Art collector Judith Hernstadt knew that she was looking at something special. It was the mid-1970s and she was buying a batch of sketches from a New York antiques dealer. One charming 18th-century drawing caught her eye. It was a rare depiction of women with a mysterious inscription partially torn off: “An exact representation of a waggon belonging to the north carolina brigade of continental troops which passed thro Philadelphia august done by…”

The illustrator was unknown, but the dealer said the work came from a home in Cherry Hill that once belonged to a doctor who treated artists during the Revolutionary War. It turned out that the sketch contained enormous historical significance as one of maybe a dozen eyewitness depictions of the Continental Army that still exists; even rarer was its portrayal of women camp followers, the lesser-known group that joined their enlisted husbands or fathers on the road and helped with cooking and cleaning.

For some 40 years, it hung in Hernstadt’s bedroom on the Upper East Side. Though many curators visited and found other treasures in her collection, that specific sketch did not resonate much until Matthew Skic came by last August — his jaw dropped the moment he laid eyes on it.

The curator of exhibitions at the Museum of the American Revolution, Skic immediately recognized the garment worn by one soldier as an American hunting shirt, a distinctive clue supporting the inscription. If authentic, the sketch would be only the second known depiction of women camp followers, and the first showing Continental troops from North Carolina.

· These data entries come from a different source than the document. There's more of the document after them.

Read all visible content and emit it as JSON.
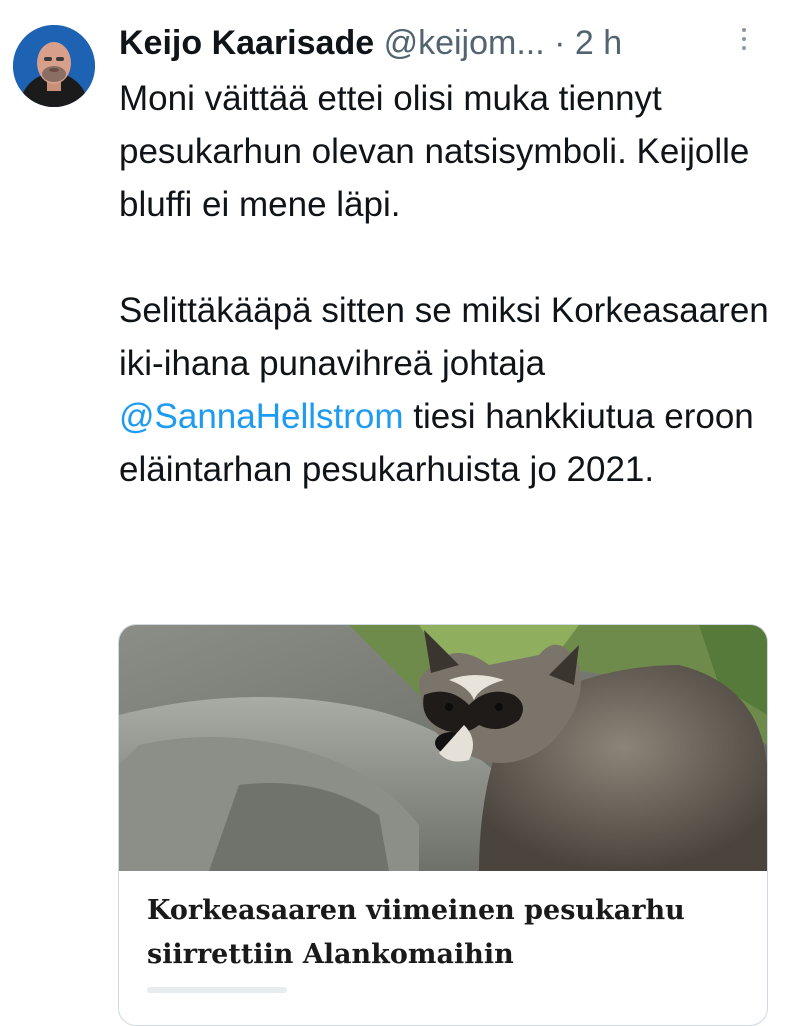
{
  "tweet": {
    "author": {
      "display_name": "Keijo Kaarisade",
      "handle": "@keijom...",
      "separator": "·",
      "timestamp": "2 h"
    },
    "text": {
      "para1": "Moni väittää ettei olisi muka tiennyt pesukarhun olevan natsisymboli. Keijolle bluffi ei mene läpi.",
      "para2_before": "Selittäkääpä sitten se miksi Korkeasaaren iki-ihana punavihreä johtaja ",
      "mention": "@SannaHellstrom",
      "para2_after": " tiesi hankkiutua eroon eläintarhan pesukarhuista jo 2021."
    },
    "link_card": {
      "title": "Korkeasaaren viimeinen pesukarhu siirrettiin Alankomaihin",
      "image_subject": "raccoon-photo"
    }
  },
  "icons": {
    "more": "more-vertical-icon"
  },
  "colors": {
    "text_primary": "#0f1419",
    "text_secondary": "#536471",
    "link": "#1d9bf0",
    "card_border": "#cfd9de"
  }
}
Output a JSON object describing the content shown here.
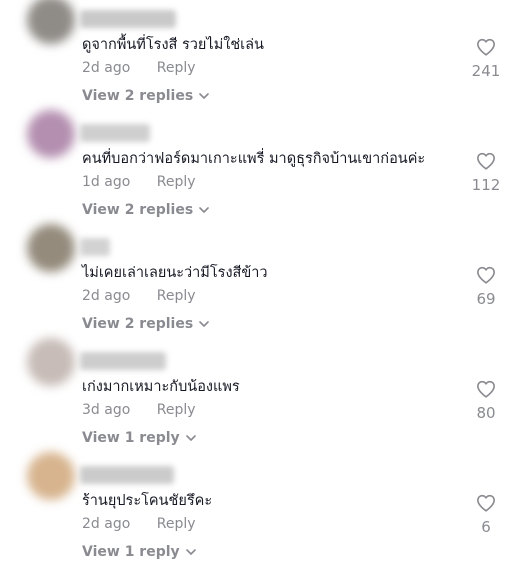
{
  "comments": [
    {
      "text": "ดูจากพื้นที่โรงสี รวยไม่ใช่เล่น",
      "time": "2d ago",
      "reply": "Reply",
      "likes": "241",
      "view_replies": "View 2 replies",
      "avatar_color": "#8f8b86",
      "name_color": "#c9c9c9"
    },
    {
      "text": "คนที่บอกว่าฟอร์ดมาเกาะแพรี่ มาดูธุรกิจบ้านเขาก่อนค่ะ",
      "time": "1d ago",
      "reply": "Reply",
      "likes": "112",
      "view_replies": "View 2 replies",
      "avatar_color": "#b48fb0",
      "name_color": "#cfcfcf"
    },
    {
      "text": "ไม่เคยเล่าเลยนะว่ามีโรงสีข้าว",
      "time": "2d ago",
      "reply": "Reply",
      "likes": "69",
      "view_replies": "View 2 replies",
      "avatar_color": "#948b7c",
      "name_color": "#d2d2d2"
    },
    {
      "text": "เก่งมากเหมาะกับน้องแพร",
      "time": "3d ago",
      "reply": "Reply",
      "likes": "80",
      "view_replies": "View 1 reply",
      "avatar_color": "#c7bcb7",
      "name_color": "#cdcdcd"
    },
    {
      "text": "ร้านยุประโคนชัยรึคะ",
      "time": "2d ago",
      "reply": "Reply",
      "likes": "6",
      "view_replies": "View 1 reply",
      "avatar_color": "#d7b48e",
      "name_color": "#cbcbcb"
    }
  ]
}
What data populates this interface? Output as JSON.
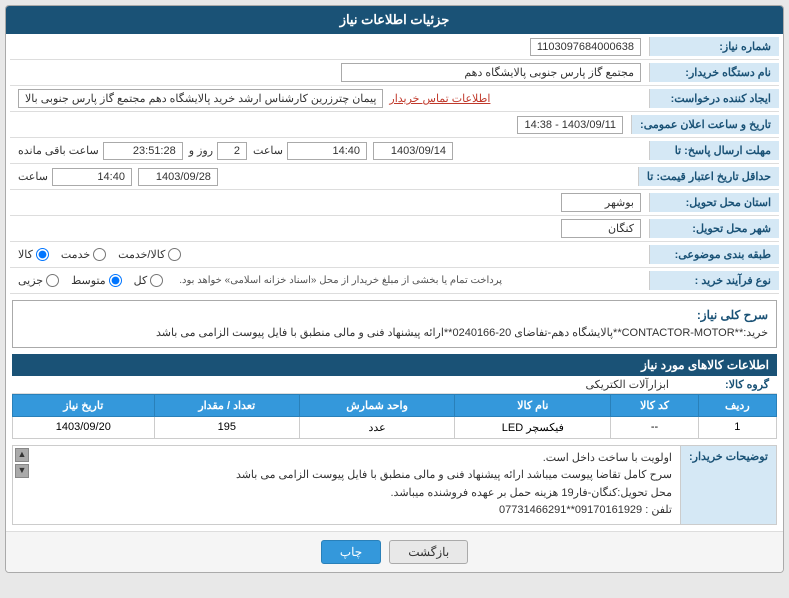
{
  "page": {
    "title": "جزئیات اطلاعات نیاز",
    "header": {
      "bg": "#1a5276",
      "text_color": "#fff"
    }
  },
  "fields": {
    "shomareNiaz_label": "شماره نیاز:",
    "shomareNiaz_value": "1103097684000638",
    "namDastgah_label": "نام دستگاه خریدار:",
    "namDastgah_value": "مجتمع گاز پارس جنوبی  پالایشگاه دهم",
    "ijadKonande_label": "ایجاد کننده درخواست:",
    "ijadKonande_value": "پیمان چترزرین کارشناس ارشد خرید پالایشگاه دهم مجتمع گاز پارس جنوبی  بالا",
    "ijadKonande_link": "اطلاعات تماس خریدار",
    "tarikh_label": "تاریخ و ساعت اعلان عمومی:",
    "tarikh_value": "1403/09/11 - 14:38",
    "mohlatErsal_label": "مهلت ارسال پاسخ: تا",
    "mohlatErsal_date": "1403/09/14",
    "mohlatErsal_saat": "14:40",
    "mohlatErsal_roz": "2",
    "mohlatErsal_baghimande": "23:51:28",
    "hadaqal_label": "حداقل تاریخ اعتبار قیمت: تا",
    "hadaqal_date": "1403/09/28",
    "hadaqal_saat": "14:40",
    "ostan_label": "استان محل تحویل:",
    "ostan_value": "بوشهر",
    "shahr_label": "شهر محل تحویل:",
    "shahr_value": "کنگان",
    "tabaghe_label": "طبقه بندی موضوعی:",
    "tabaghe_options": [
      "کالا",
      "خدمت",
      "کالا/خدمت"
    ],
    "tabaghe_selected": "کالا",
    "naveFarayand_label": "نوع فرآیند خرید :",
    "naveFarayand_options": [
      "جزیی",
      "متوسط",
      "کل"
    ],
    "naveFarayand_selected": "متوسط",
    "naveFarayand_note": "پرداخت تمام یا بخشی از مبلغ خریدار از محل «اسناد خزانه اسلامی» خواهد بود.",
    "srh_label": "سرح کلی نیاز:",
    "srh_value": "خرید:**CONTACTOR-MOTOR**پالایشگاه دهم-تفاضای 20-0240166**ارائه پیشنهاد فنی و مالی منطبق با فایل پیوست الزامی می باشد",
    "kalaInfo_header": "اطلاعات کالاهای مورد نیاز",
    "groheKala_label": "گروه کالا:",
    "groheKala_value": "ابزارآلات الکتریکی",
    "table_headers": [
      "ردیف",
      "کد کالا",
      "نام کالا",
      "واحد شمارش",
      "تعداد / مقدار",
      "تاریخ نیاز"
    ],
    "table_rows": [
      {
        "radif": "1",
        "kodKala": "--",
        "namKala": "فیکسچر LED",
        "vahed": "عدد",
        "tedad": "195",
        "tarikh": "1403/09/20"
      }
    ],
    "notes_label": "توضیحات خریدار:",
    "notes_lines": [
      "اولویت با ساخت داخل است.",
      "سرح کامل تقاضا پیوست میباشد ارائه پیشنهاد فنی و مالی منطبق با فایل پیوست الزامی می باشد",
      "محل تحویل:کنگان-فار19 هزینه حمل بر عهده فروشنده میباشد.",
      "تلفن : 09170161929**07731466291"
    ],
    "btn_chap": "چاپ",
    "btn_bazgasht": "بازگشت"
  }
}
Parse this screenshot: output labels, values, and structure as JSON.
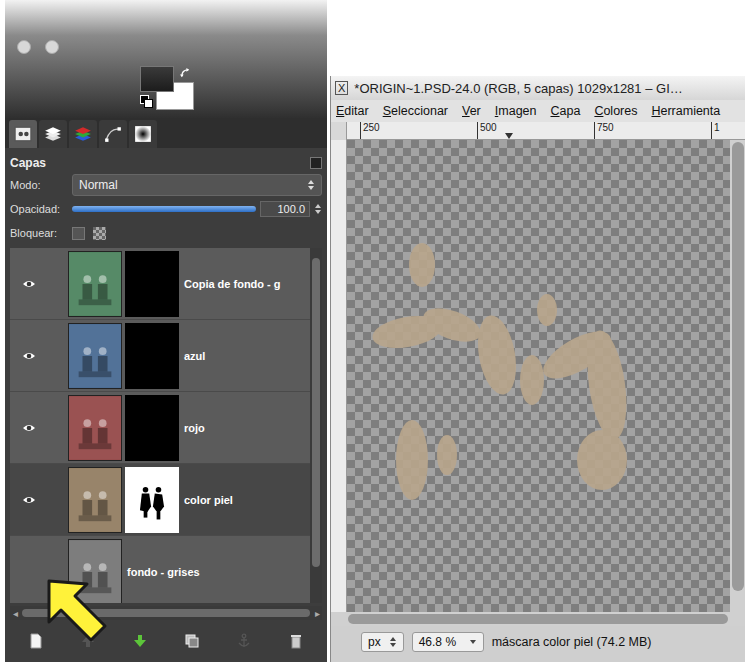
{
  "dock": {
    "tabs": [
      {
        "kind": "tool-options",
        "selected": true
      },
      {
        "kind": "layers",
        "selected": false
      },
      {
        "kind": "channels",
        "selected": false
      },
      {
        "kind": "paths",
        "selected": false
      },
      {
        "kind": "gradient",
        "selected": false
      }
    ],
    "panel_title": "Capas",
    "mode": {
      "label": "Modo:",
      "value": "Normal"
    },
    "opacity": {
      "label": "Opacidad:",
      "level": 1.0,
      "reading": "100.0"
    },
    "lock": {
      "label": "Bloquear:",
      "checked": false
    },
    "layers": [
      {
        "name": "Copia de fondo - g",
        "visible": true,
        "selected": false,
        "color": "#3f7a52",
        "mask": "black"
      },
      {
        "name": "azul",
        "visible": true,
        "selected": false,
        "color": "#3b5f8a",
        "mask": "black"
      },
      {
        "name": "rojo",
        "visible": true,
        "selected": false,
        "color": "#8c3b3b",
        "mask": "black"
      },
      {
        "name": "color piel",
        "visible": true,
        "selected": true,
        "color": "#8a7456",
        "mask": "figure"
      },
      {
        "name": "fondo - grises",
        "visible": false,
        "selected": false,
        "color": "#6b6b6b",
        "mask": "none"
      }
    ],
    "buttons": [
      {
        "kind": "new",
        "disabled": false
      },
      {
        "kind": "raise",
        "disabled": true
      },
      {
        "kind": "lower",
        "disabled": false
      },
      {
        "kind": "duplicate",
        "disabled": false
      },
      {
        "kind": "anchor",
        "disabled": true
      },
      {
        "kind": "delete",
        "disabled": false
      }
    ]
  },
  "window": {
    "icon": "X",
    "title": "*ORIGIN~1.PSD-24.0 (RGB, 5 capas) 1029x1281 – GI…"
  },
  "menu": [
    "Editar",
    "Seleccionar",
    "Ver",
    "Imagen",
    "Capa",
    "Colores",
    "Herramienta"
  ],
  "ruler": {
    "ticks": [
      "250",
      "500",
      "750",
      "1"
    ]
  },
  "status": {
    "unit": "px",
    "zoom": "46.8 %",
    "message": "máscara color piel (74.2 MB)"
  }
}
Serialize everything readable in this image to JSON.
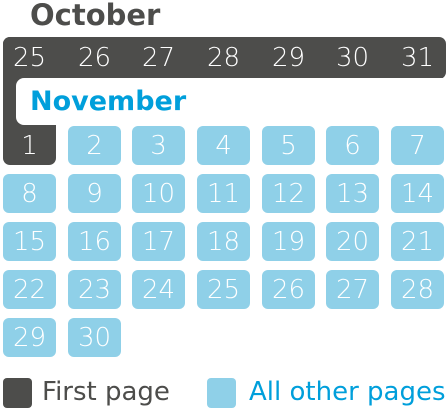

“Alarm bells were just going off in my head — this is incredible,” Skic said. “There were just a lot of ideas circling in my head, that this is indeed real, this is indeed, probably, an eyewitness sketch, just who was the artist?”

Hernstadt, energized by Skic’s enthusiasm, allowed the curator to take the work to Philadelphia, where he consulted a handful of experts to investigate the artist and confirm that the sketch was legitimate. Within weeks, he examined it with Philadelphia paper conservator Corine McHugh, who agreed that the ink, paper, and handwriting aligned with the Revolutionary War period. He tracked down newspaper articles that placed the North Carolina Brigade in Philadelphia on Aug. 25, 1777, on its way to meet George Washington’s army to fight in the Battles of Brandywine and Germantown that fall.

Using handwriting analysis and comparisons to other works, Skic, his coworkers at the museum, and other art experts confirmed the artist was Pierre Eugène Du Simitière, a Swiss artist who moved to Philadelphia in 1774 and often drew scenes from the American Revolution.